| Extracted information |
BEGIN

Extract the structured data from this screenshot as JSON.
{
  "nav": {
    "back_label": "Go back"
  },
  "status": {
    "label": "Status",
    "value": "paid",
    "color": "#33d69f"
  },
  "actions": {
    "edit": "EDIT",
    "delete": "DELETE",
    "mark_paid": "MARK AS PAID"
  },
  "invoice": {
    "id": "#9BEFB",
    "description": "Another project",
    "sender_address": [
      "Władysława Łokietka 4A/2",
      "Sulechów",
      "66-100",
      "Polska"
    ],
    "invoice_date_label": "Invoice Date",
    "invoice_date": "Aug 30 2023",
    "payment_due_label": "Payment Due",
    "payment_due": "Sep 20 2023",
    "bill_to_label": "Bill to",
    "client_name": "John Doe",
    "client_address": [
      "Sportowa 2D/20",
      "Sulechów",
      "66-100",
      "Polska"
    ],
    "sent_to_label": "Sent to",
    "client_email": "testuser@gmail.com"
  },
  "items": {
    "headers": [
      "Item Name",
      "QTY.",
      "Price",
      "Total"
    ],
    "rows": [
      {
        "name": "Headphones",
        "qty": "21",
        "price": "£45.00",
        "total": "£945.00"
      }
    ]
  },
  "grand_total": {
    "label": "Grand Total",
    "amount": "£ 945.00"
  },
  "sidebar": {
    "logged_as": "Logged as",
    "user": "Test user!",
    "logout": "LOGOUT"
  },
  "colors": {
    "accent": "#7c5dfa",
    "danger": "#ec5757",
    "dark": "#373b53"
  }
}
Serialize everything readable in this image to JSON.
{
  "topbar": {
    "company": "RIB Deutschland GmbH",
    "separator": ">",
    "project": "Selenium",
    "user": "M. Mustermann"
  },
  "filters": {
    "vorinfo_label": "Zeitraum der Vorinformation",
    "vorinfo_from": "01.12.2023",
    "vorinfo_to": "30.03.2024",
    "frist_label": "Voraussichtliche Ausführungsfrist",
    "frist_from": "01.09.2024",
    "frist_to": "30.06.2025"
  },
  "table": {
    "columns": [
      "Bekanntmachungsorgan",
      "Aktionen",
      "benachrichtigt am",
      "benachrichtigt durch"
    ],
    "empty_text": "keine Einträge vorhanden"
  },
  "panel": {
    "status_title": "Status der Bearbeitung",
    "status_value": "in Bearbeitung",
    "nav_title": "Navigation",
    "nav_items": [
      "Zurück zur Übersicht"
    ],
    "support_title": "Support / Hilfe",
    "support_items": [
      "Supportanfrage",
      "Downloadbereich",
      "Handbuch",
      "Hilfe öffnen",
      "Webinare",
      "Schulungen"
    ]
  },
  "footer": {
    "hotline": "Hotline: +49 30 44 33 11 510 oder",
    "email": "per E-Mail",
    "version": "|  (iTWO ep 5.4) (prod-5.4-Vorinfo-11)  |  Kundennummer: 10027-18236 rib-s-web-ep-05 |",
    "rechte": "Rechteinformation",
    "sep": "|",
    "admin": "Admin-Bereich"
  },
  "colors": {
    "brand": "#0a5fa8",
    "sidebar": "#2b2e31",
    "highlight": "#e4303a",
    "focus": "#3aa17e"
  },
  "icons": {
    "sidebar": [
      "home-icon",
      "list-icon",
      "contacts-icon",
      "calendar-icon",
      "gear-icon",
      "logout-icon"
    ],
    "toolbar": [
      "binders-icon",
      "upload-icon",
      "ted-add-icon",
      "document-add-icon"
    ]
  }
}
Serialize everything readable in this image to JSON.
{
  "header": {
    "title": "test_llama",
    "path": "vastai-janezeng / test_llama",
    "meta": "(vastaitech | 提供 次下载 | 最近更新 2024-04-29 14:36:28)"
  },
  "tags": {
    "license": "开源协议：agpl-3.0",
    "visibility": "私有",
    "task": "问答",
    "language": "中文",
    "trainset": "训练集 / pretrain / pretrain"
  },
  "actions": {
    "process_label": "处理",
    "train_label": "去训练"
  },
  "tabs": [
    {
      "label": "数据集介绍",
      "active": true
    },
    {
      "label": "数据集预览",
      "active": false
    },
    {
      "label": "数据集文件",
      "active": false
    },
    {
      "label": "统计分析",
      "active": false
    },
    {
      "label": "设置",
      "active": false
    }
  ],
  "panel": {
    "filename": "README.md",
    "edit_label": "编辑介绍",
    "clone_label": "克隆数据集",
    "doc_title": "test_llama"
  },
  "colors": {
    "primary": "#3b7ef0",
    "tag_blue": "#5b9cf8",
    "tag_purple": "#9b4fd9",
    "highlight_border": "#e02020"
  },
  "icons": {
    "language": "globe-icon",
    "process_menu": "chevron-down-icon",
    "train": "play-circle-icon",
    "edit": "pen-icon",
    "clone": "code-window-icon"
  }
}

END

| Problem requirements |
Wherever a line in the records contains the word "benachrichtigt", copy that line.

| Task solution |
      "benachrichtigt am",
      "benachrichtigt durch"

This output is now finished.